How can I sound more ‘English’?
Have a look at the question below.
Part 1: Tell me about your home town.
OK, if you’re doing the IELTS test, you have enough language to talk about your town. But what makes a “good answer”?
- Vocabulary that matches the subject (25%
- A good range of grammar (25%)
- Fluency – not just speaking quickly, but understanding how we speak (25%)
- Natural English pronunciation and tone (25%)
These four things are marked at 25% each. Have a look at two answers, and we will compare them.
“My home town er….. is a small town in Spain. It is on the coast, so er…. we can go to the… beach when we want. There aren’t er… many er…. skyscrapers, but there are …… many old buildings and er… churches. The weather is usually sunny and…. er… about 20 to 25 degrees in Summer. Maybe 10 in Winter, but it…. never snows. I like it there.”
OK, there are no grammatical mistakes here, which is great. The vocabulary matches the subject too. But does it sound ‘English’? Look at this second answer below:
“Well, my home town is, you know, a small town in Spain. So… it’s on the coast, I mean, we can go to the sea… to the beach when we want. And there aren’t many tall buildings, I mean skyscrapers, but there are, like, many old buildings and places to see, like churches. It’s usually sunny, like, I mean, 20 to 25 degrees in Summer and, I don’t know, 10 in Winter or something, but it never snows. I like it there.”
Is the vocabulary different? No. Is the grammar different? No. So why does this second answer get a much better mark than the first?
The answer is the natural English in the middle. Look at the language in bold.
1) Did you know that “you know” and “I mean” are the two most common phrases in the English language? They have no meaning, but we say them all the time. They are like a pause, but better, because they copy what English people do when they speak. Can you think of what you say in your languages?
2) We often repeat ourselves. This speaker says “we can go to the sea… the beach” and this is completely natural. We are always thinking about what we say, and we go back and correct ourselves all the time.
3) What does “like” mean?
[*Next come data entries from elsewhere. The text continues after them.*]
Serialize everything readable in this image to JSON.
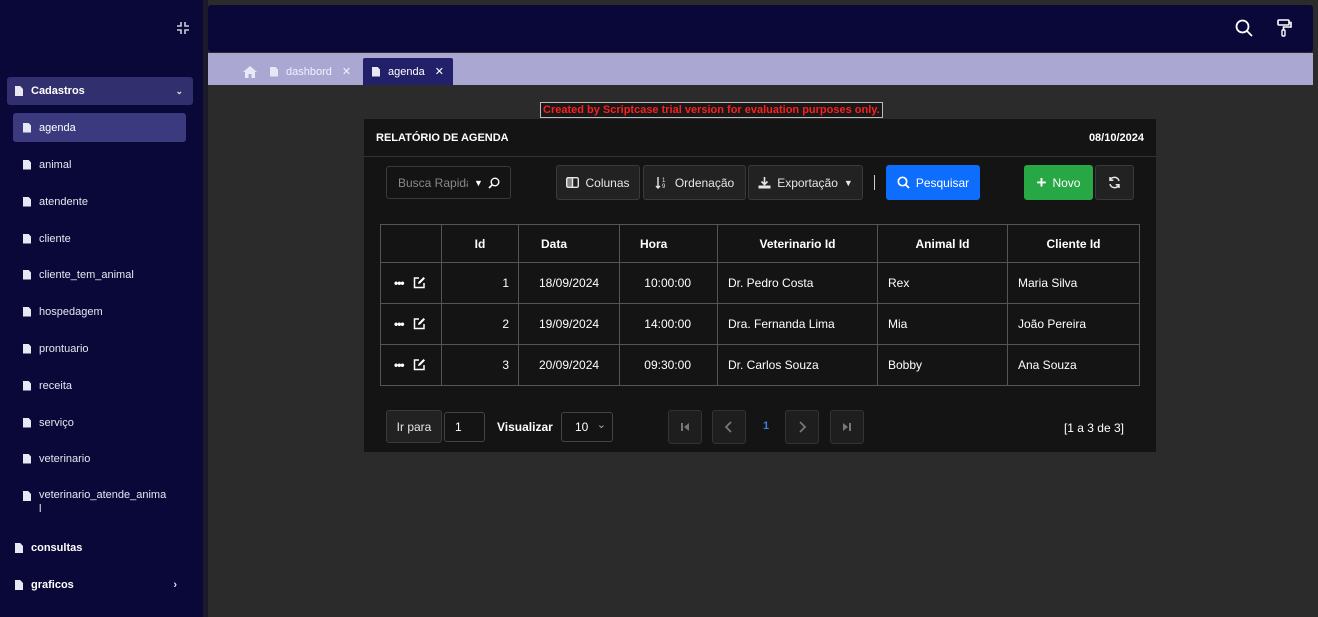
{
  "sidebar": {
    "group": {
      "label": "Cadastros"
    },
    "items": [
      {
        "label": "agenda"
      },
      {
        "label": "animal"
      },
      {
        "label": "atendente"
      },
      {
        "label": "cliente"
      },
      {
        "label": "cliente_tem_animal"
      },
      {
        "label": "hospedagem"
      },
      {
        "label": "prontuario"
      },
      {
        "label": "receita"
      },
      {
        "label": "serviço"
      },
      {
        "label": "veterinario"
      },
      {
        "label": "veterinario_atende_anima\nl"
      }
    ],
    "bottom": [
      {
        "label": "consultas"
      },
      {
        "label": "graficos"
      }
    ]
  },
  "tabs": [
    {
      "label": "dashbord"
    },
    {
      "label": "agenda"
    }
  ],
  "watermark": "Created by Scriptcase trial version for evaluation purposes only.",
  "report": {
    "title": "RELATÓRIO DE AGENDA",
    "date": "08/10/2024"
  },
  "toolbar": {
    "search_placeholder": "Busca Rapida",
    "columns_label": "Colunas",
    "sort_label": "Ordenação",
    "export_label": "Exportação",
    "search_button_label": "Pesquisar",
    "new_label": "Novo"
  },
  "table": {
    "headers": [
      "Id",
      "Data",
      "Hora",
      "Veterinario Id",
      "Animal Id",
      "Cliente Id"
    ],
    "rows": [
      [
        "1",
        "18/09/2024",
        "10:00:00",
        "Dr. Pedro Costa",
        "Rex",
        "Maria Silva"
      ],
      [
        "2",
        "19/09/2024",
        "14:00:00",
        "Dra. Fernanda Lima",
        "Mia",
        "João Pereira"
      ],
      [
        "3",
        "20/09/2024",
        "09:30:00",
        "Dr. Carlos Souza",
        "Bobby",
        "Ana Souza"
      ]
    ]
  },
  "pager": {
    "goto_label": "Ir para",
    "goto_value": "1",
    "view_label": "Visualizar",
    "page_size": "10",
    "current_page": "1",
    "summary": "[1 a 3 de 3]"
  }
}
It can mean: About, you know what I mean, um… and we use it a lot.
4) Look at how the speaker starts a sentence with ‘and’. We teach you not to do this in writing, but in Speaking it is completely natural.
5) Look at how the speaker doesn’t often give exact information. ‘About’, ‘like’, ‘or something’ and ‘I don’t know’ are all examples of language that isn’t exact.
6) Starting sentences with ‘So’, ‘Well’, ‘And’ and ‘I mean’ are very common.
How can I practise these??
Because these pieces of language have no meaning and they are automatic, we say them very quickly. Listen to the recording below. How do I say these bits of language:
“You know”, “I mean”, “Well”, “So”, “And”, “I don’t know”, “Or something” ?
- Fast or slow?
- Do I pause after I have said these things?
- High or low sound?
- Loud or quiet sound?
Think about these and then practise saying them again and again, like a loop:
“Y’know y’know y’know y’know y’know…” quickly. Then put this back in to a sentence? Did it help? It will help your IELTS mark.
Email me at firstname.lastname@example.org with any questions.